Where are things like a deed of agreement? Where is the documentation to show what control the government will have over the expenditure of $11.3 million R&D funding. Do we simply hand it over? Do we simply say that this new privatised organisation will do the honourable thing? Do we have any controls? If we do, we in the opposition have not been told of them. Maybe the next member to speak will advise us of exactly what controls are in place. The $11.3 million is considerably more than the ABC is asking for, but we cannot be told what control the government has over it! Where is the constitution for this privatised organisation? I guess there is one. I guess there is a draft in place. Maybe we can be told that. Maybe we can be shown just a draft of a constitution. But at this stage there has been no constitution tabled—and this is from a government that claims it is open and transparent. The member for Wannon has come in here and criticised the Labor Party for not supporting the legislation; I just point out the reasons why. There is the liability to Cape Wools of South Africa for their 8.3 per cent ownership of Woolmark that will have to be bought out as a result of this new arrangement and this privatisation. What is the extent of commitment of government funding to that? I know that the Deputy Prime Minister has been asked that in question time on a number of occasions, but the people of Australia, the taxpayers that will be paying that, still have not been advised of the extent of our commitment to that buy-out. And where is the regulation governing the future relationship between the Australian government and this new privatised entity that we are talking about today?

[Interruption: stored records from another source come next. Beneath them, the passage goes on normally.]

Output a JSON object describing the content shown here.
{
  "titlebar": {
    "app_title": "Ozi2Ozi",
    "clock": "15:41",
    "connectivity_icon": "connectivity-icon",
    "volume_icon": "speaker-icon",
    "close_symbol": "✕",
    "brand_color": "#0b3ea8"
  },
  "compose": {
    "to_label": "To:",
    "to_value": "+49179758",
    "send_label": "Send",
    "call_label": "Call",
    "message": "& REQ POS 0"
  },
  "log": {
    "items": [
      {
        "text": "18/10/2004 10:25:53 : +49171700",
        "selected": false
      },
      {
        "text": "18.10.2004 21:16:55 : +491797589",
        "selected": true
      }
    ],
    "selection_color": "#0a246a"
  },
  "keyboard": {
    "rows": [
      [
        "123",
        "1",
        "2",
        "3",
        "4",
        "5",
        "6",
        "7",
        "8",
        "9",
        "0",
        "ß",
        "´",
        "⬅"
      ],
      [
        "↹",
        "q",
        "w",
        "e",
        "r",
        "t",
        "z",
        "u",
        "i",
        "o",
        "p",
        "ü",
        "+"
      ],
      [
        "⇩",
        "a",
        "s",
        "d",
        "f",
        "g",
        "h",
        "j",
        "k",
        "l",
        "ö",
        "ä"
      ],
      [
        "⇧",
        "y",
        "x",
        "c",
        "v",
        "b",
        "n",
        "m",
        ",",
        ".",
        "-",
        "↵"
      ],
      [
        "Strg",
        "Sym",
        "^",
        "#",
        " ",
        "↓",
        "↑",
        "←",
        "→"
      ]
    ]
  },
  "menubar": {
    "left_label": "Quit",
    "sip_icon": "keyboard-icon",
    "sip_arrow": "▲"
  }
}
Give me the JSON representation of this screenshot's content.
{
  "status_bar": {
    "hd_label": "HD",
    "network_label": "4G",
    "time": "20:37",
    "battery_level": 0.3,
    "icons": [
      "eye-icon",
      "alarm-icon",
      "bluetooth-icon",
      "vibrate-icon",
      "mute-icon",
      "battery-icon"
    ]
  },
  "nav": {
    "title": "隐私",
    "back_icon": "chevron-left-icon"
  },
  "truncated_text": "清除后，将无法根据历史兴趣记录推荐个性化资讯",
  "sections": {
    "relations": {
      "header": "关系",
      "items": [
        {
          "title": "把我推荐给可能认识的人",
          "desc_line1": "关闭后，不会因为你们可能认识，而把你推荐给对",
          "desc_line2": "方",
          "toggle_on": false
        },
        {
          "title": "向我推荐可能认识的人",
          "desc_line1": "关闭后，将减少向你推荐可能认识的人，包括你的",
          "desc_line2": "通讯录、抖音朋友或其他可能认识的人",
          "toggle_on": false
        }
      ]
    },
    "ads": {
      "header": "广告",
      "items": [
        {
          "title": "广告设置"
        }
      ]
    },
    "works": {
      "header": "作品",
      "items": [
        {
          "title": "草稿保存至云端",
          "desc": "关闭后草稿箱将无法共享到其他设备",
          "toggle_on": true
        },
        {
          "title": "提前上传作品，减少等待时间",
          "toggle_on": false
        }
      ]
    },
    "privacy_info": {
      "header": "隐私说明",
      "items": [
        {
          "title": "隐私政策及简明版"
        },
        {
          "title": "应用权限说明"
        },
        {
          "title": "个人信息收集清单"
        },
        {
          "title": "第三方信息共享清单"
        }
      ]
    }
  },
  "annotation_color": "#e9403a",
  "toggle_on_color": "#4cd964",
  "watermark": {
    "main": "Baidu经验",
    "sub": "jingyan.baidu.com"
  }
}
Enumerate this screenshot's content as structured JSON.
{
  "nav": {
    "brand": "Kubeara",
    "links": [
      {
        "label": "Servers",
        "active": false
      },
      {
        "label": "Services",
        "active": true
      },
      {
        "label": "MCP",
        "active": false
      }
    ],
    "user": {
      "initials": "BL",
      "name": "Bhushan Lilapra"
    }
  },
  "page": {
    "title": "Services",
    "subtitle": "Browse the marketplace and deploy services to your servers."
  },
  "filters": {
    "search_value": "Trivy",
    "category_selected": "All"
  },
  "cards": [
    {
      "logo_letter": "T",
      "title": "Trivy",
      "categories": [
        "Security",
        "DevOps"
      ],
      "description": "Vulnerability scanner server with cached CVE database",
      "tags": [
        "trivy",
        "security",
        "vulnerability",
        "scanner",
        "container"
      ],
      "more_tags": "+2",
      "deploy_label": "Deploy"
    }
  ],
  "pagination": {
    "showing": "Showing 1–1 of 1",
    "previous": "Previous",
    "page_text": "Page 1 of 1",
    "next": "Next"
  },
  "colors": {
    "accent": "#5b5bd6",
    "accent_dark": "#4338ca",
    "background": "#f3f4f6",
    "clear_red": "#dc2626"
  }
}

I will conclude my comments simply by saying that the way this legislation has been presented to this parliament brings no credit to the government. That this government can simply come in here and present a piece of legislation without the necessary detail of government expenditure—because there will be associated government expenditure with this legislation—and simply expect the Labor Party to support it epitomises the arrogance that my colleagues and I believe this government has in the way it treats this place. It is arrogance, because the government has known all along that we support the concept behind the legislation. The government cannot claim that it has been lack of time. As I said, the McLachlan report was tabled back on 30 June last year. Now, with less than 21 sitting days to go before the end of the year and the implementation of this legislation on 1 January next year, there is an urgency to get it through. We say that is shameful. We say it is not acceptable as parliamentary practice. We say that the Minister for Agriculture, Fisheries and Forestry should have done the right thing and ensured that this legislation went through with the support of both sides. All he needed to do was provide the detail that was asked for. That will go down to the discredit of this minister and this government and be another mark on the wall to show the arrogance of the Howard government.